WORK REQUIRED:
Report every line below that holds the word "ВАШИ".
──────── DATASET CONTENT
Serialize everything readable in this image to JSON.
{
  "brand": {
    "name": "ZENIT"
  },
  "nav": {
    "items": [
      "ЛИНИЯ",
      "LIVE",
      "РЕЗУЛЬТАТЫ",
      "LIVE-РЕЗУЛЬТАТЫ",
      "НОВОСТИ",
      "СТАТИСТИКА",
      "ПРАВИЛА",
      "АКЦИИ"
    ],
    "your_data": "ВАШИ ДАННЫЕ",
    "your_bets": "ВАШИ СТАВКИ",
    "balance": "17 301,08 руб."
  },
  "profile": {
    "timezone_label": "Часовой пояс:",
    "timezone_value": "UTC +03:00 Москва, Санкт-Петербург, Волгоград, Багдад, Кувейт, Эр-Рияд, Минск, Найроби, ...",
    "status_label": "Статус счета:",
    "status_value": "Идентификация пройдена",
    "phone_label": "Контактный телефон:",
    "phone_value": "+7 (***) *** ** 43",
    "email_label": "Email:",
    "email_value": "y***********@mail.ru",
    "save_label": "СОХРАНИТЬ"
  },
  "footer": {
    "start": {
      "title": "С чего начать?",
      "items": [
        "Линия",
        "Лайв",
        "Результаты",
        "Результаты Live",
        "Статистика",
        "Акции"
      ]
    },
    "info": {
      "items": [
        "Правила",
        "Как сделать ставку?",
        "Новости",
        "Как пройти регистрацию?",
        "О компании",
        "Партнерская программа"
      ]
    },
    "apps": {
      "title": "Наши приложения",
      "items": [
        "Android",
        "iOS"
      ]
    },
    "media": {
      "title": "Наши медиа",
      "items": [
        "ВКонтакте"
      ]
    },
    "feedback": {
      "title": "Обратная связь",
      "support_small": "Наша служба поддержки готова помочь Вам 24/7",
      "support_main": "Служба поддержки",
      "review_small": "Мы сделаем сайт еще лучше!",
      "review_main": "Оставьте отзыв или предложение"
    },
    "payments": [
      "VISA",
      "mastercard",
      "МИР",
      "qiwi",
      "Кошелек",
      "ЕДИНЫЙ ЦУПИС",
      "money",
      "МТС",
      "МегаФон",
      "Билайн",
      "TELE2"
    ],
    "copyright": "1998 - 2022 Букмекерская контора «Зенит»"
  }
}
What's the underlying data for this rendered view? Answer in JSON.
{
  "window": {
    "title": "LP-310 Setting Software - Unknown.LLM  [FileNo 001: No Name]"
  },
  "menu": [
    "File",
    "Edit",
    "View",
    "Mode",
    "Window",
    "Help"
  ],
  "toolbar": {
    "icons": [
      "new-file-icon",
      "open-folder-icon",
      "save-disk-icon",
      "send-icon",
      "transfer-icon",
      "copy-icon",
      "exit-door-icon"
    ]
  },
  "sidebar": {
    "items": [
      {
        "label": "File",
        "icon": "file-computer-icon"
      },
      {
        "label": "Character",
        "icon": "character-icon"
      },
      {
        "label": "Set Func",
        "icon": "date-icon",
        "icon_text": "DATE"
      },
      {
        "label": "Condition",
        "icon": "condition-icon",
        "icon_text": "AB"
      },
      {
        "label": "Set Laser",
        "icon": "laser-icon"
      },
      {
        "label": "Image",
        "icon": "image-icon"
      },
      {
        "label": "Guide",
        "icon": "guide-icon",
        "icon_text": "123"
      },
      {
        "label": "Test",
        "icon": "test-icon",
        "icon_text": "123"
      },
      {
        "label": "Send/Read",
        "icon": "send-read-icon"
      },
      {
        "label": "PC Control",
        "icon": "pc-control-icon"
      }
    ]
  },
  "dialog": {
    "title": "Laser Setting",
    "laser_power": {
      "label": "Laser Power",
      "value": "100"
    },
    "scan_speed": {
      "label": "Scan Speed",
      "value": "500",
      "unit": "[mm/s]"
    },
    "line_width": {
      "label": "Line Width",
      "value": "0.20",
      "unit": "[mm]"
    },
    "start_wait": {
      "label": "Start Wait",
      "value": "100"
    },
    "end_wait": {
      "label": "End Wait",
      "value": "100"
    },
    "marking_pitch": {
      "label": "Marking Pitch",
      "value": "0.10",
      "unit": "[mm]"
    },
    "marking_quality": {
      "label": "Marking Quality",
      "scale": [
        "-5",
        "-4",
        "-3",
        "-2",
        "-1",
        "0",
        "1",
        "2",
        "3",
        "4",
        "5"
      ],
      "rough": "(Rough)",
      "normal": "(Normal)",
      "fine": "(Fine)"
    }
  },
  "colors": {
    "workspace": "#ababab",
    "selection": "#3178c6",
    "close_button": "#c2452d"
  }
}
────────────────
SOLUTION TO THE PROBLEM:
    "your_data": "ВАШИ ДАННЫЕ",
    "your_bets": "ВАШИ СТАВКИ",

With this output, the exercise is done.